Anyway my gut feel approach seems to be backed up by more expert evidence. We've now had two poor summers on the trot. Rain forces butterflies to find shelter and prevents them foraging for the nectar they need for a good breeding season. Ideally what they want is sunny weather with just enough rain to help flowers grow.
Apparently butterfly numbers have been in decline since the 1950's with intensive farming fueling the use of pestiscides. Wet summers therefore compound the problems.
According to Butterfly Conservation Chief Exec Dr Martin Warren:
There is no doubt that it has been dire for most species and unfortunately it follows an already bad run of summers.
We are really concerned about the small tortoiseshell which has been in long-term decline and which seems to have reached a trough and stayed there."
and from Matthew Oates, National Trust nature conservation advisor:
Weather conditions impact greatly on the fortunes of butterflies. The last two summers have been blighted by rain and wind that seriously affected their fortunes across the UK.
Yet some species have managed to overcome the odds and have had excellent flight seasons. Overall, though, it has been a dreadful butterfly year, probably the worst in my 45 year experience.

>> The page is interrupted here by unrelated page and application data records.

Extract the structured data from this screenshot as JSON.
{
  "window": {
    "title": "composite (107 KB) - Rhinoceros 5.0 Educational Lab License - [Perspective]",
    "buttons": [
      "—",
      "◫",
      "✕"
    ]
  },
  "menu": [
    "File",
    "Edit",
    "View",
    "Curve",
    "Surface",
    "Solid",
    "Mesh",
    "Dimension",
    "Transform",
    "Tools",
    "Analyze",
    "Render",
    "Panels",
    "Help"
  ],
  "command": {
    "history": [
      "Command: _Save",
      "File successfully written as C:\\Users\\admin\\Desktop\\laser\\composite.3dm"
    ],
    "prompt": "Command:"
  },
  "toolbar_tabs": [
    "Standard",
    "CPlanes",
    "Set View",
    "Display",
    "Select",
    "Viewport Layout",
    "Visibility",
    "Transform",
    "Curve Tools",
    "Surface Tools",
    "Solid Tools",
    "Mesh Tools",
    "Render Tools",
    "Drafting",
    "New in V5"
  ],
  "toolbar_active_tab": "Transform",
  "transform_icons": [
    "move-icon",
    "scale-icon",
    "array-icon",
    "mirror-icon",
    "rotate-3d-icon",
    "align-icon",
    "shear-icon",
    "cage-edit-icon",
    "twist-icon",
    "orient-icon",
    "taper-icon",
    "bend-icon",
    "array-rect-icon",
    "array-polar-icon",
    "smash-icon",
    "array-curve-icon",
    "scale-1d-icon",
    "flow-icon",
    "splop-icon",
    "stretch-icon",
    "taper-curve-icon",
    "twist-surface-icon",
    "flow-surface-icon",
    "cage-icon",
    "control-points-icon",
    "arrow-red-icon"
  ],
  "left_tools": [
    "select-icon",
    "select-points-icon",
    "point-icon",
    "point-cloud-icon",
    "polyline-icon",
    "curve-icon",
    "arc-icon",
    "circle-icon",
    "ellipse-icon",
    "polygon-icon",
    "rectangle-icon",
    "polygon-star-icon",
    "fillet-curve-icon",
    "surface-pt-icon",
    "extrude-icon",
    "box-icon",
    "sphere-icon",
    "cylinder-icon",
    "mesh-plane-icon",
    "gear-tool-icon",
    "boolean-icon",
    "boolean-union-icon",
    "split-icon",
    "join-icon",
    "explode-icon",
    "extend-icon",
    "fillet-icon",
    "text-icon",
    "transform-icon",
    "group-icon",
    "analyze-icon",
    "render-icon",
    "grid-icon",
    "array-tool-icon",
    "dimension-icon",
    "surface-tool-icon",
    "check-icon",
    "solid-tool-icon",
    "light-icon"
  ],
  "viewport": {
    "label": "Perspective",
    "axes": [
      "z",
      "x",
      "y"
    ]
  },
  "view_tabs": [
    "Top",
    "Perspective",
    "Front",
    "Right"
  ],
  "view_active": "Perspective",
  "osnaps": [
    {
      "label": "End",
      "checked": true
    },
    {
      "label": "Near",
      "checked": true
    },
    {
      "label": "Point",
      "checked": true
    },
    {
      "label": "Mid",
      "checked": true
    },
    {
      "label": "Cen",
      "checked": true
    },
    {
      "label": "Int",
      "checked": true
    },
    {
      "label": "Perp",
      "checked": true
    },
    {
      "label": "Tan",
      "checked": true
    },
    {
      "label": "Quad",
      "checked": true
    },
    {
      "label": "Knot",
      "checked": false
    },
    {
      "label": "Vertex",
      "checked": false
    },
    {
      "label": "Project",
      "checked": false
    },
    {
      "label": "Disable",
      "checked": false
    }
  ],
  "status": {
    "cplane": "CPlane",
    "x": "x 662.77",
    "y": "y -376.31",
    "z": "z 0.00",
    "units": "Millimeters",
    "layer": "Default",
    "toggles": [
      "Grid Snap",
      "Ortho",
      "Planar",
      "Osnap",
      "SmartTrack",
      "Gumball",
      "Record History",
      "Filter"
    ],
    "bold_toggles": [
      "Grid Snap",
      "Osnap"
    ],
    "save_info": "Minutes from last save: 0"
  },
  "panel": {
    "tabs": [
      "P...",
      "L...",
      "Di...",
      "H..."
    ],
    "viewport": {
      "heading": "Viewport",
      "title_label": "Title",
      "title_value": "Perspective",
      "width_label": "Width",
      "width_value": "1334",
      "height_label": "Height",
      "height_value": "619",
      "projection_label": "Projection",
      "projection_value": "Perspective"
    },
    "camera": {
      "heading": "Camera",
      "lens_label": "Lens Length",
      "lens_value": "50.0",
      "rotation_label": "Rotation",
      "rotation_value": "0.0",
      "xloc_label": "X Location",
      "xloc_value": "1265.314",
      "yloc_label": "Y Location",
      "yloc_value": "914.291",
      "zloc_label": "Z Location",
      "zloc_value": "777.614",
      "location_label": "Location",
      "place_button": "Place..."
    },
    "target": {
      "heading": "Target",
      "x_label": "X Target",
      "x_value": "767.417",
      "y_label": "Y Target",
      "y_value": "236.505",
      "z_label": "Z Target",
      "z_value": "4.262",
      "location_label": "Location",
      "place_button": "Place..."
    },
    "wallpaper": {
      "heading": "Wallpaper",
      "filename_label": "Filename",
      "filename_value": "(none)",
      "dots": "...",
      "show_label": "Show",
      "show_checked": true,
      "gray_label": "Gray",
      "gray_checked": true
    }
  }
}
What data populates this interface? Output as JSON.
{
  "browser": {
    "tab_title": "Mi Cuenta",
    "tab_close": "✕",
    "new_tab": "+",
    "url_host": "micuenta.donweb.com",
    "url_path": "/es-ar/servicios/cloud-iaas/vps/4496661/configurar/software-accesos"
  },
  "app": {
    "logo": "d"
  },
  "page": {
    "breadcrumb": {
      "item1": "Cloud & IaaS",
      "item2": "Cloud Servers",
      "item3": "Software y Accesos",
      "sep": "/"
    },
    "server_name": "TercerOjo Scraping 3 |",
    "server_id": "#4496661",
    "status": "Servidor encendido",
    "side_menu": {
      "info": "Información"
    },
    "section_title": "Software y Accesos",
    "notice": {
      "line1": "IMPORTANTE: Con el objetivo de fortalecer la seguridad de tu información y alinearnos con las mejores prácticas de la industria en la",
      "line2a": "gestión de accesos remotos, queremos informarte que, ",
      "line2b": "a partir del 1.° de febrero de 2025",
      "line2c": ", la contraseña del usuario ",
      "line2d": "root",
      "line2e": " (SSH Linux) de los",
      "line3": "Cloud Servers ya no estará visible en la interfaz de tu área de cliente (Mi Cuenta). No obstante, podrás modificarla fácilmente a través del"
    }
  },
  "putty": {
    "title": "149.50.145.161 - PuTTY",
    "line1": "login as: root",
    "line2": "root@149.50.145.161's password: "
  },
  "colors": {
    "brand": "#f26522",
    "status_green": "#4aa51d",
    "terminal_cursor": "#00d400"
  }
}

I've kept detailed records since 1972, and it's certainly the worst year since then. My previous lowest tally of small tortoiseshells by mid-August was about 250, in 1988. This year I've counted 20.